Workplace Options said news of the financial crisis made them
fearful about job security, and 25 percent said they had begun
scanning help-wanted ads or updating their resumes.
"I'm being more conservative about spending -- I'm
concerned," said Donald Gaunt, a 52-year-old construction
worker from Smithville, Rhode Island, who said he has enough
work to last through the end of this year but wasn't sure about
2009. "It hasn't been this bad since the early 1980s."
Workers in the financial sector, as well as those involved
in home building and at the struggling Detroit automakers, have
already been hit by round after round of layoffs.
The failure of investment banks Lehman Brothers Holdings
Inc LEHMQ and Bear Stearns Cos resulted in tens of
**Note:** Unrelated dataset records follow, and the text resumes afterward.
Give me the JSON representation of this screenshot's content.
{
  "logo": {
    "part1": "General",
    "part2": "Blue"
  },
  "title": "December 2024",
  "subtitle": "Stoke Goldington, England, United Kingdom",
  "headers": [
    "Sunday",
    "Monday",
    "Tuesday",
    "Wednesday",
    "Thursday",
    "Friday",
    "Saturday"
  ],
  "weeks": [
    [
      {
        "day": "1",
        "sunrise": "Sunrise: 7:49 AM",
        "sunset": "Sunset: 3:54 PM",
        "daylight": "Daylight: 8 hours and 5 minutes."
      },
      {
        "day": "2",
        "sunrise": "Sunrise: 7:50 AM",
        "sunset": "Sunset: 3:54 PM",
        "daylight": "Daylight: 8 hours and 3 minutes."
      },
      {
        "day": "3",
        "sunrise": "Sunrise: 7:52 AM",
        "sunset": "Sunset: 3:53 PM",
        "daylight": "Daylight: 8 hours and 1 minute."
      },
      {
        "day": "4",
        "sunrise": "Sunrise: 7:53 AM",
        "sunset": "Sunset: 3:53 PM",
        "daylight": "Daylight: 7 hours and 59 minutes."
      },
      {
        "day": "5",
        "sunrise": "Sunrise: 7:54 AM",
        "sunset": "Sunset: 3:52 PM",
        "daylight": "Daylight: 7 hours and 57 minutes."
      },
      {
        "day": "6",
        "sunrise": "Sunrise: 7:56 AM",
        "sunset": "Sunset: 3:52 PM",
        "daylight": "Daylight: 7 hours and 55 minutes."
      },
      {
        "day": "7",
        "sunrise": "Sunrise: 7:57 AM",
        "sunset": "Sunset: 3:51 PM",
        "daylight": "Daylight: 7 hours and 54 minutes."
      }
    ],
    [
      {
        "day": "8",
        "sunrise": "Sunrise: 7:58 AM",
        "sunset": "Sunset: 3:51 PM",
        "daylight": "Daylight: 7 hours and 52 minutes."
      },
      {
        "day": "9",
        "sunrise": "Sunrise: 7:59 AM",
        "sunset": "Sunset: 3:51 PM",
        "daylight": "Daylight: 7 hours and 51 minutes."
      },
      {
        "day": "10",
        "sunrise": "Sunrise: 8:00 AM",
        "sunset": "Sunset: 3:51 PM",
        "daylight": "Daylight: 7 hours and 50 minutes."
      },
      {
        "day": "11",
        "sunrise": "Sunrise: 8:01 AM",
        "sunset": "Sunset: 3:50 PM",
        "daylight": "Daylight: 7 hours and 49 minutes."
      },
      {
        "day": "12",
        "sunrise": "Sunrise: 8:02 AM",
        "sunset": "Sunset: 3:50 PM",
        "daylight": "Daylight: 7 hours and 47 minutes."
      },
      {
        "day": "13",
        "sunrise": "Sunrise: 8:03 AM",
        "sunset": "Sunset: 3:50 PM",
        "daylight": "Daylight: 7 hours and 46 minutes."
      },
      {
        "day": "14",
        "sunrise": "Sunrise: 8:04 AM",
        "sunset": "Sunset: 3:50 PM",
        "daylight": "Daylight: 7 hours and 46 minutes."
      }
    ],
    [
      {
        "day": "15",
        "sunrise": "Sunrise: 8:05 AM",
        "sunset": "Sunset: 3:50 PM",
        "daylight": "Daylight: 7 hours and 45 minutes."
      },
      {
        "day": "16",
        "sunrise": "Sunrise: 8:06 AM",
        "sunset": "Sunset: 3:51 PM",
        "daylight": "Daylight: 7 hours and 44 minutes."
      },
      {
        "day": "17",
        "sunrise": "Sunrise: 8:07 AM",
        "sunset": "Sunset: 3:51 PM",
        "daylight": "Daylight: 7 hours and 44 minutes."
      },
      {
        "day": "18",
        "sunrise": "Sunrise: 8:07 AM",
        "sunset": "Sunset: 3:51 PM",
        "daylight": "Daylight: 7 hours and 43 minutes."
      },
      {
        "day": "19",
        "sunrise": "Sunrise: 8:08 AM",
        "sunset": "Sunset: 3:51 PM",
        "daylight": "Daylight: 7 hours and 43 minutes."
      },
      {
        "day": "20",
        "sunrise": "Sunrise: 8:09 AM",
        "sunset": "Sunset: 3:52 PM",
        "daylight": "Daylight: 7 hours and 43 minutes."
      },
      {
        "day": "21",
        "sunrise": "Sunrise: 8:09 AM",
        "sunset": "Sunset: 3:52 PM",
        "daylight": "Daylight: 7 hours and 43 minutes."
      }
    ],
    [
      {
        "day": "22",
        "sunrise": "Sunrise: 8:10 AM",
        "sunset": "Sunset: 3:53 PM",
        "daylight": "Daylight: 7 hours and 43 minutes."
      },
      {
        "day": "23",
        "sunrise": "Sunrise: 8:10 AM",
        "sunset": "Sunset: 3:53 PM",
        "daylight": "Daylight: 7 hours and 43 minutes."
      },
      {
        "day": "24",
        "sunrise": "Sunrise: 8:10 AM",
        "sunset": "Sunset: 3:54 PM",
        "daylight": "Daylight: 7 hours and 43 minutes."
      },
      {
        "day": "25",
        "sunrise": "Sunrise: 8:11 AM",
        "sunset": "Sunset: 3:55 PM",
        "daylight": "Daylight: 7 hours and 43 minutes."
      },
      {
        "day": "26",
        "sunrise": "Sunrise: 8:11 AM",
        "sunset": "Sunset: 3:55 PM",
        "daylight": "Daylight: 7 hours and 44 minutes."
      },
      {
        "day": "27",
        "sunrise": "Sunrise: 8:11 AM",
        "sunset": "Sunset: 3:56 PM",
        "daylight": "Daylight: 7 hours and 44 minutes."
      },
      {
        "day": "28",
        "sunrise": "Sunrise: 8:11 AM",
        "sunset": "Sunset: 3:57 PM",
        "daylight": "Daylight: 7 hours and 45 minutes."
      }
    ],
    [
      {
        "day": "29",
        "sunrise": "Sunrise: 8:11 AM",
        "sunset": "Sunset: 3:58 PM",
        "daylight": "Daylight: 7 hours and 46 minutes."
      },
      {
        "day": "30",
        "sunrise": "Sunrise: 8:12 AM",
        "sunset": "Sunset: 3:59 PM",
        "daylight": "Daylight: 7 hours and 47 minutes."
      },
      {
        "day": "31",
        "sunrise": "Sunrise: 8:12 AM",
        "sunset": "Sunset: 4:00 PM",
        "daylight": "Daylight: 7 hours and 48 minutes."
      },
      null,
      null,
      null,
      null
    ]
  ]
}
thousands of people losing their jobs, but even banks that have
survived the crisis, including Bank of America Corp BAC and
Citigroup C, have cut head count dramatically.
General Motors Corp GM said this week that it would
close plants in Michigan, Wisconsin and Delaware and cut more
than 4,000 jobs.
The cuts are spreading into other sectors:
* PepsiCo on Tuesday said it would cut 3,300 jobs, almost 2
percent of its work force, in a bid to cut costs.
* Danaher, which also makes Craftsman tools, said on
Thursday it would lay off 1,000 workers and close 12 plants.
* Rockwell Automation Inc ROK said it would lay off
about 3 percent of its staff, or 600 people. That news came on
Sept. 30, the last day of the U.S. manufacturer's fiscal year.
* Textron Inc TXT, the world's largest maker of
corporate jets, said an unspecified number of jobs would be cut
as it scales back its financial operation.
* Leggett & Platt Inc LEG, which makes bed springs and
store shelving, said it was cutting back hours at some
factories and, in the words of Chief Executive Dave Haffner,
"must move to reduce staff. We are already doing so." It did
not disclose the number of jobs it plans to eliminate.
FEW OTHER CHOICES
Temporary employment may also prove harder to find.
Consumer electronics retailer Best Buy Co BBY, which
normally bulks up staffing in the holiday season, plans to cut
seasonal hiring by as many as 10,000 workers this year after
hiring about 26,000 in 2007.
"When we see job losses and rising unemployment, this does
not just affect those who lost their job," said Lawrence
Mishel, president of the partly labor-funded Economic Policy
Institute think tank.
"Wages grow more slowly when there's higher unemployment,
so the downturn will be affecting most working families through
reduced hours of work," said Mishel. "This is not something
that affects a small part of the workforce."
With the pace of layoffs picking up, the cycle becomes a
vicious one, pressuring consumer spending and hurting home
values yet again.
"As people lose their jobs, they cut back on their
consumption, and people are less able to afford their
mortgages, which are already strained," said Ron Blackwell,
chief economist at the AFL-CIO, the largest U.S. labor
federation. "And so people lose their houses, which continues
to aggravate the financial problems. So it's reinforcing in
that way and it's also spreading.
"This recession -- and I didn't see it this way a month ago
-- is going to be global in scope," Blackwell said.
(Additional reporting by Nick Zieminski in New York; Editing
by Brian Moss)
((Boston.Newsroom@thomsonreuters.com; +1 617-856-4342; Reuters
Keywords: USA CORPORATE/LAYOFFS
Fri Oct 17 20:42:41 2008 -GMT- pnac (nN15529306) = 1 20:42
Keywords: USA CORPORATE/LAYOFFS